The first phase of the Greater Changhua Southeast and Southwest Offshore Wind Farm is Orsted’s first and largest offshore wind farm in Asia-Pacific, of which the first phase of the Greater Changhua Southwest Wins Farm is situated at 35-60km off the coast of Changhua. The first phase has a total installed capacity of 900MW, and is the only offshore wind farm in Taiwan that has the largest scale. The wind farm, upon completion in construction in the future, would be able to provide a significant level of clean energy that will assist Taiwan in accelerating energy transformation and supporting transformation among local industries, so as to march towards the sustainable target of 2050 in net zero emission.
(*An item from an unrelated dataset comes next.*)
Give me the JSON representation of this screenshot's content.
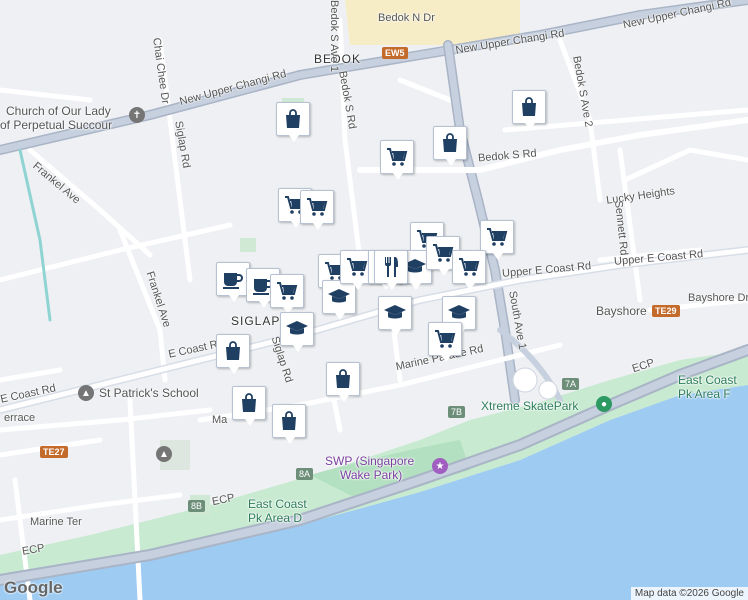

Orsted has now installed the first wind turbine, with successful power generation, for the first phase of the Greater Changhua Southwest Offshore Wind Farm, where power is transmitted to the offshore substation for step up through array cables, before transmitting to Orsted’s substation at the Changhua Coastal Industrial Park through export cables. The first phase of the Greater Changhua Southeast and Southwest Offshore Wind Farm will be installed with 111 units of Siemens Gamesa’s SG 8.0-167DD wind turbines, which will be connected to TPC’s Changyi Switching Station, where transmission and distribution through TPC’s grid would provide clean electricity to approximately one million households in Taiwan.
Christy Wang, General Manager of Orsted Taiwan, commented, “It is of great importance to both Orsted and Taiwan that our wind farm team was able to generate power for the first time according to the scheduled timeframe. The Orsted team, since being selected for the first phase of the 900MW Greater Changhua Southeast and Southeast Offshore Wind Farm since April 2018, has been fully engaged in the development and construction of wind farm engineering, and it took less than four years from receiving allocated capacity to the first time of power generation. Such speed can now regarded as a new milestone for the industry.”
Wang pointed out that offshore construction was severely challenged for the past two years due to related restrictions under the COVID-19 pandemic. Ulrik Lange, Co-CEO for the first phase of the Greater Changhua Southeast and Southwest Offshore Wind Farm, commented that the risk management for the manufacturing, delivery, and installation of essential parts for offshore wind farms, as well as flexible dispatching for personnel and ships, under the challenges derived from the pandemic, are critical to the scheduled completion of wind farms.
(Cover photo source: Orsted)